|Haslam, James (Derbyshire)||Myer, Horatio||Thomas, Sir A. (Glamorgan, E.)|
|Haslam, Lewis (Monmouth)||Nolan, Joseph||Thomas, David Alfred (Merthyr)|
|Haworth, Arthur A.||Nussey, Sir Willans||Thorne, G. R. (Wolverhampton)|
|Hazel, Dr. A. E. W.||Nuttall, Harry||Thorne, William (West Ham)|
|Hazleton, Richard||O' Brien, Patrick (Kilkenny)||Tomkinson, James|
|Hedges, A. Paget||O' Connor, John (Kildare, N.)||Trevelyan, Charles Philips|
|Helme, Norval Watson||O' Donnell, C. J. (Walworth)||Villiers, Ernest Amherst|

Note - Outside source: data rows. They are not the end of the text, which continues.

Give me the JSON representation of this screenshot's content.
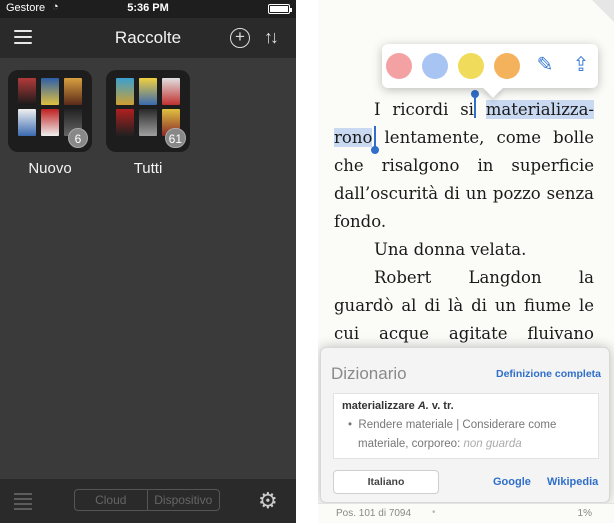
{
  "left": {
    "status": {
      "carrier": "Gestore",
      "time": "5:36 PM"
    },
    "nav": {
      "title": "Raccolte"
    },
    "collections": [
      {
        "label": "Nuovo",
        "count": "6"
      },
      {
        "label": "Tutti",
        "count": "61"
      }
    ],
    "bottom": {
      "segments": [
        "Cloud",
        "Dispositivo"
      ]
    },
    "colors": {
      "background": "#3a3a3a",
      "bars": "#2a2a2a",
      "tile": "#1d1d1d"
    }
  },
  "right": {
    "popup": {
      "swatches": [
        "#f4a1a3",
        "#a7c4f2",
        "#f0dc5a",
        "#f4b25c"
      ],
      "icons": [
        "edit-note-icon",
        "share-icon"
      ]
    },
    "text": {
      "p1_before": "I ricordi si ",
      "p1_hl_a": "materializza-",
      "p1_hl_b": "rono",
      "p1_after": " lentamente, come bolle che risalgono in superficie dall’oscurità di un pozzo senza fondo.",
      "p2": "Una donna velata.",
      "p3": "Robert Langdon la guardò al di là di un fiume le cui acque agitate fluivano rosse di sangue. Sulla riva opposta"
    },
    "dictionary": {
      "title": "Dizionario",
      "full_link": "Definizione completa",
      "headword": "materializzare",
      "grammar": "A.",
      "pos": "v. tr.",
      "definition": "Rendere materiale | Considerare come materiale, corporeo: ",
      "example": "non guarda",
      "language_button": "Italiano",
      "google": "Google",
      "wikipedia": "Wikipedia"
    },
    "footer": {
      "position": "Pos. 101 di 7094",
      "percent": "1%"
    },
    "colors": {
      "highlight": "#c9d9f2",
      "accent": "#2f6fc9"
    }
  }
}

|Henderson, J. McDd. (Aberdeen, W.)||O' Grady, J.||Waldron, Laurence Ambrose|
|Henry, Charles S.||Parker, James (Halifax)||Warner, Thomas Courtenay T.|
|Herbert, Col. Sir Ivor (Mon., S.)||Pearce, William (Limehouse)||Wason, John Cathcart (Orkney)|
|Herbert, T. Arnold (Wycombe)||Philipps, Col. Ivor (Southampton)||Watt, Henry A.|
|Higham, John Sharp||Philipps, Owen C. (Pembroke)||Weir, James Galloway|
|Hobart, Sir Robert||Pickersgill, Edward Hare||White, J. Dundas (Dumbartonshire)|
|Hobhouse, Rt. Hon. Charles E. H.||Pollard, Dr. G. H.||White, Sir Luke (York, E.R.)|
|Hodge, John||Price, C. E. (Edinburgh, Central)||Whitley, John Henry (Halifax)|
|Holland, Sir William Henry||Price, Sir Robert J. (Norfolk, E.)||Wiles, Thomas|
|Holt, Richard Durning||Priestley, Sir W. E. B. (Bradford, E.)||Wilkie, Alexander|
|Hope, John Deans (Fife, West)||Radford, G. H.||Williams, Sir Osmond (Merioneth)|
|Hope, W. H. B. (Somerset, N.)||Raphael, Herbert H.||Wilson, Hon. G. G. (Hull, W.)|
|Idris, T. H. W.||Rea, Rt. Hon. Russell (Gloucester)||Wilson, Henry J. (York, W.R.)|
|Johnson, John (Gateshead)||Rea, Walter Russell (Scarborough)||Wilson, P. W. (St. Pancras, S.)|
|Jones, Sir D. Brynmor (Swansea)||Rees, J. D.||Wilson, W. T. (Westhoughton)|
|Jones, William (Carnarvonshire)||Rendall, Atheistan||Yoxall, Sir James Henry|
|Keating, Matthew||Richards, Thomas (W. Monmouth)|
|Kekewich, Sir George||Richards, T. F. (Wolverhampton, W.)|
|King, Alfred John (Knutsford)||Richardson, A.||TELLERS FOR THE NOES.—Mr. Joseph Pease and Captain Norton.|
|Laidlaw, Robert||Roberts, G. H. (Norwich)|
|Lamb, Edmund G. (Leominster)||Roberts, Sir J. H. (Denbighs)|